## What the exercise asks:
Repeat every entry exactly as it appears.

## Exercise input:
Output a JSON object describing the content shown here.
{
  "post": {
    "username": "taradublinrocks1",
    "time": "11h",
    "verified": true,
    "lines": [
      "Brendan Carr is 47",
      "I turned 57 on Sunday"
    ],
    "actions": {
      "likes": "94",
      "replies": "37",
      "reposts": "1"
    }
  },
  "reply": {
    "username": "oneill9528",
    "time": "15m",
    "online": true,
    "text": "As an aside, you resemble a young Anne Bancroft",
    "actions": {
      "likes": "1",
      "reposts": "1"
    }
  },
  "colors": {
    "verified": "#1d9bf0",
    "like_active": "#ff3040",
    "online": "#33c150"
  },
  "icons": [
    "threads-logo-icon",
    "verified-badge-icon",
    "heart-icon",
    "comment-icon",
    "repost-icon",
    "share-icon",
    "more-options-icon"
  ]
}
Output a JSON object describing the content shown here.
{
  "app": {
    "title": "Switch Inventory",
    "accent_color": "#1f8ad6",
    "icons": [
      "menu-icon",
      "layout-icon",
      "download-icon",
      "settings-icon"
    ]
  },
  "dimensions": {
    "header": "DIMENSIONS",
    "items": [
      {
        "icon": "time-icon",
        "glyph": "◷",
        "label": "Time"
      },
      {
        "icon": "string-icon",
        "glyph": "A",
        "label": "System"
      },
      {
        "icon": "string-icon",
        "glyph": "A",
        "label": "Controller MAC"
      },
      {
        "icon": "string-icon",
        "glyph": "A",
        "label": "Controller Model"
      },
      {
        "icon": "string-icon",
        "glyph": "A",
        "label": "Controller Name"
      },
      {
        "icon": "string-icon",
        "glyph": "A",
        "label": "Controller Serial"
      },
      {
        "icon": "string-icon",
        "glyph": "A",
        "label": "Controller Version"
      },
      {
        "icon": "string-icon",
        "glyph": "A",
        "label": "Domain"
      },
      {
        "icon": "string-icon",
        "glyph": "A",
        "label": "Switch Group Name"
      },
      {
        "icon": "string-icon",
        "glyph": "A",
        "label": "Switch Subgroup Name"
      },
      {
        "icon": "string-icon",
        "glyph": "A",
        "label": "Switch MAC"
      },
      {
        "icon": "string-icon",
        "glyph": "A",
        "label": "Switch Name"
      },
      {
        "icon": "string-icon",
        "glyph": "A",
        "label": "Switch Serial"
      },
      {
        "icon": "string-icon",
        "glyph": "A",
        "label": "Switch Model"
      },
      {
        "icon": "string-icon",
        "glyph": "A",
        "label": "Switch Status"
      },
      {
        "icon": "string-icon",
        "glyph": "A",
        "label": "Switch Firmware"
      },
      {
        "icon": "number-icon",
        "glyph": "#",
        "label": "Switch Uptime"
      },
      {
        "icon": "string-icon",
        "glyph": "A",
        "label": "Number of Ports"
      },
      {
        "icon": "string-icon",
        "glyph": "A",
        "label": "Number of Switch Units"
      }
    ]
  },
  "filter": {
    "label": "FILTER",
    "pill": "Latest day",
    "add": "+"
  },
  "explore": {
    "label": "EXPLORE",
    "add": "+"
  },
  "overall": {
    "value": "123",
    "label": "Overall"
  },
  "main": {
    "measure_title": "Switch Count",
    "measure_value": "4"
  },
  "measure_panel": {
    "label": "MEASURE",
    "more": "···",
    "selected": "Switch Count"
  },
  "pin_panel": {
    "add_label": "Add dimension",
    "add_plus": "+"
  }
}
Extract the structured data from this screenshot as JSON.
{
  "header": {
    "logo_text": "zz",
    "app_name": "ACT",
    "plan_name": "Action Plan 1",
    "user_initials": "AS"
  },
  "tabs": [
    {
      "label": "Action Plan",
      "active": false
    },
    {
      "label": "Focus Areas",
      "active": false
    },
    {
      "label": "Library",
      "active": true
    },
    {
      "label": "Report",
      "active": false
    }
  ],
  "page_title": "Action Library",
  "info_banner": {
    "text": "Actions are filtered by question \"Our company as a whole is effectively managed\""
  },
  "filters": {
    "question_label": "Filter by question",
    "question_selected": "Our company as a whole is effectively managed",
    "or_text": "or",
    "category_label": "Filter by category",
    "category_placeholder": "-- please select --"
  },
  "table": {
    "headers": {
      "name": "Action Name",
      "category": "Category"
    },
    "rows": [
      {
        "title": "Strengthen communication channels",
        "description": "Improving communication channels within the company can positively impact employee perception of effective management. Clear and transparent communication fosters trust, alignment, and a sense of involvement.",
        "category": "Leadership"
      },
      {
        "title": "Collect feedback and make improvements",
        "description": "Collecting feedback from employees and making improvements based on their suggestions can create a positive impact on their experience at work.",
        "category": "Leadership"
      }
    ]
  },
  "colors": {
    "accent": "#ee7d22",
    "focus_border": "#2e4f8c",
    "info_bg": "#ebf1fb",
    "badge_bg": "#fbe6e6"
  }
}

## Answer section:
Output a JSON object describing the content shown here.
{
  "post": {
    "username": "taradublinrocks1",
    "time": "11h",
    "verified": true,
    "lines": [
      "Brendan Carr is 47",
      "I turned 57 on Sunday"
    ],
    "actions": {
      "likes": "94",
      "replies": "37",
      "reposts": "1"
    }
  },
  "reply": {
    "username": "oneill9528",
    "time": "15m",
    "online": true,
    "text": "As an aside, you resemble a young Anne Bancroft",
    "actions": {
      "likes": "1",
      "reposts": "1"
    }
  },
  "colors": {
    "verified": "#1d9bf0",
    "like_active": "#ff3040",
    "online": "#33c150"
  },
  "icons": [
    "threads-logo-icon",
    "verified-badge-icon",
    "heart-icon",
    "comment-icon",
    "repost-icon",
    "share-icon",
    "more-options-icon"
  ]
}
Output a JSON object describing the content shown here.
{
  "app": {
    "title": "Switch Inventory",
    "accent_color": "#1f8ad6",
    "icons": [
      "menu-icon",
      "layout-icon",
      "download-icon",
      "settings-icon"
    ]
  },
  "dimensions": {
    "header": "DIMENSIONS",
    "items": [
      {
        "icon": "time-icon",
        "glyph": "◷",
        "label": "Time"
      },
      {
        "icon": "string-icon",
        "glyph": "A",
        "label": "System"
      },
      {
        "icon": "string-icon",
        "glyph": "A",
        "label": "Controller MAC"
      },
      {
        "icon": "string-icon",
        "glyph": "A",
        "label": "Controller Model"
      },
      {
        "icon": "string-icon",
        "glyph": "A",
        "label": "Controller Name"
      },
      {
        "icon": "string-icon",
        "glyph": "A",
        "label": "Controller Serial"
      },
      {
        "icon": "string-icon",
        "glyph": "A",
        "label": "Controller Version"
      },
      {
        "icon": "string-icon",
        "glyph": "A",
        "label": "Domain"
      },
      {
        "icon": "string-icon",
        "glyph": "A",
        "label": "Switch Group Name"
      },
      {
        "icon": "string-icon",
        "glyph": "A",
        "label": "Switch Subgroup Name"
      },
      {
        "icon": "string-icon",
        "glyph": "A",
        "label": "Switch MAC"
      },
      {
        "icon": "string-icon",
        "glyph": "A",
        "label": "Switch Name"
      },
      {
        "icon": "string-icon",
        "glyph": "A",
        "label": "Switch Serial"
      },
      {
        "icon": "string-icon",
        "glyph": "A",
        "label": "Switch Model"
      },
      {
        "icon": "string-icon",
        "glyph": "A",
        "label": "Switch Status"
      },
      {
        "icon": "string-icon",
        "glyph": "A",
        "label": "Switch Firmware"
      },
      {
        "icon": "number-icon",
        "glyph": "#",
        "label": "Switch Uptime"
      },
      {
        "icon": "string-icon",
        "glyph": "A",
        "label": "Number of Ports"
      },
      {
        "icon": "string-icon",
        "glyph": "A",
        "label": "Number of Switch Units"
      }
    ]
  },
  "filter": {
    "label": "FILTER",
    "pill": "Latest day",
    "add": "+"
  },
  "explore": {
    "label": "EXPLORE",
    "add": "+"
  },
  "overall": {
    "value": "123",
    "label": "Overall"
  },
  "main": {
    "measure_title": "Switch Count",
    "measure_value": "4"
  },
  "measure_panel": {
    "label": "MEASURE",
    "more": "···",
    "selected": "Switch Count"
  },
  "pin_panel": {
    "add_label": "Add dimension",
    "add_plus": "+"
  }
}
Extract the structured data from this screenshot as JSON.
{
  "header": {
    "logo_text": "zz",
    "app_name": "ACT",
    "plan_name": "Action Plan 1",
    "user_initials": "AS"
  },
  "tabs": [
    {
      "label": "Action Plan",
      "active": false
    },
    {
      "label": "Focus Areas",
      "active": false
    },
    {
      "label": "Library",
      "active": true
    },
    {
      "label": "Report",
      "active": false
    }
  ],
  "page_title": "Action Library",
  "info_banner": {
    "text": "Actions are filtered by question \"Our company as a whole is effectively managed\""
  },
  "filters": {
    "question_label": "Filter by question",
    "question_selected": "Our company as a whole is effectively managed",
    "or_text": "or",
    "category_label": "Filter by category",
    "category_placeholder": "-- please select --"
  },
  "table": {
    "headers": {
      "name": "Action Name",
      "category": "Category"
    },
    "rows": [
      {
        "title": "Strengthen communication channels",
        "description": "Improving communication channels within the company can positively impact employee perception of effective management. Clear and transparent communication fosters trust, alignment, and a sense of involvement.",
        "category": "Leadership"
      },
      {
        "title": "Collect feedback and make improvements",
        "description": "Collecting feedback from employees and making improvements based on their suggestions can create a positive impact on their experience at work.",
        "category": "Leadership"
      }
    ]
  },
  "colors": {
    "accent": "#ee7d22",
    "focus_border": "#2e4f8c",
    "info_bg": "#ebf1fb",
    "badge_bg": "#fbe6e6"
  }
}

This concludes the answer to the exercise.